The records -
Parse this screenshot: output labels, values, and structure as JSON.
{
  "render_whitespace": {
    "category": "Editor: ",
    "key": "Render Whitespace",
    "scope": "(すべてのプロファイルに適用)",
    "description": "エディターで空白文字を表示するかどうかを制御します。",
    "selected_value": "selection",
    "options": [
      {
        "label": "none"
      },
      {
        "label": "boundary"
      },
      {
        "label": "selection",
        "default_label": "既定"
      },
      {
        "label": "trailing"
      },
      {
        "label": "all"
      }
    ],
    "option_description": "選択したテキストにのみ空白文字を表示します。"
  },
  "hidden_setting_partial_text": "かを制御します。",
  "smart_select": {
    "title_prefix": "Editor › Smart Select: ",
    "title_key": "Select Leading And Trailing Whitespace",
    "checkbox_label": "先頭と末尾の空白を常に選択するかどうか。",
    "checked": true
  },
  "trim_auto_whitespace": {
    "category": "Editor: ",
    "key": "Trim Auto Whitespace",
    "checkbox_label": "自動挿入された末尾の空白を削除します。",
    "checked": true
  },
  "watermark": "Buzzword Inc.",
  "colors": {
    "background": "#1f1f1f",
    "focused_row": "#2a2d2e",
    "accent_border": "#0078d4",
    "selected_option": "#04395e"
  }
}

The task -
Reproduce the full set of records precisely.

Solved problem -
Parse this screenshot: output labels, values, and structure as JSON.
{
  "render_whitespace": {
    "category": "Editor: ",
    "key": "Render Whitespace",
    "scope": "(すべてのプロファイルに適用)",
    "description": "エディターで空白文字を表示するかどうかを制御します。",
    "selected_value": "selection",
    "options": [
      {
        "label": "none"
      },
      {
        "label": "boundary"
      },
      {
        "label": "selection",
        "default_label": "既定"
      },
      {
        "label": "trailing"
      },
      {
        "label": "all"
      }
    ],
    "option_description": "選択したテキストにのみ空白文字を表示します。"
  },
  "hidden_setting_partial_text": "かを制御します。",
  "smart_select": {
    "title_prefix": "Editor › Smart Select: ",
    "title_key": "Select Leading And Trailing Whitespace",
    "checkbox_label": "先頭と末尾の空白を常に選択するかどうか。",
    "checked": true
  },
  "trim_auto_whitespace": {
    "category": "Editor: ",
    "key": "Trim Auto Whitespace",
    "checkbox_label": "自動挿入された末尾の空白を削除します。",
    "checked": true
  },
  "watermark": "Buzzword Inc.",
  "colors": {
    "background": "#1f1f1f",
    "focused_row": "#2a2d2e",
    "accent_border": "#0078d4",
    "selected_option": "#04395e"
  }
}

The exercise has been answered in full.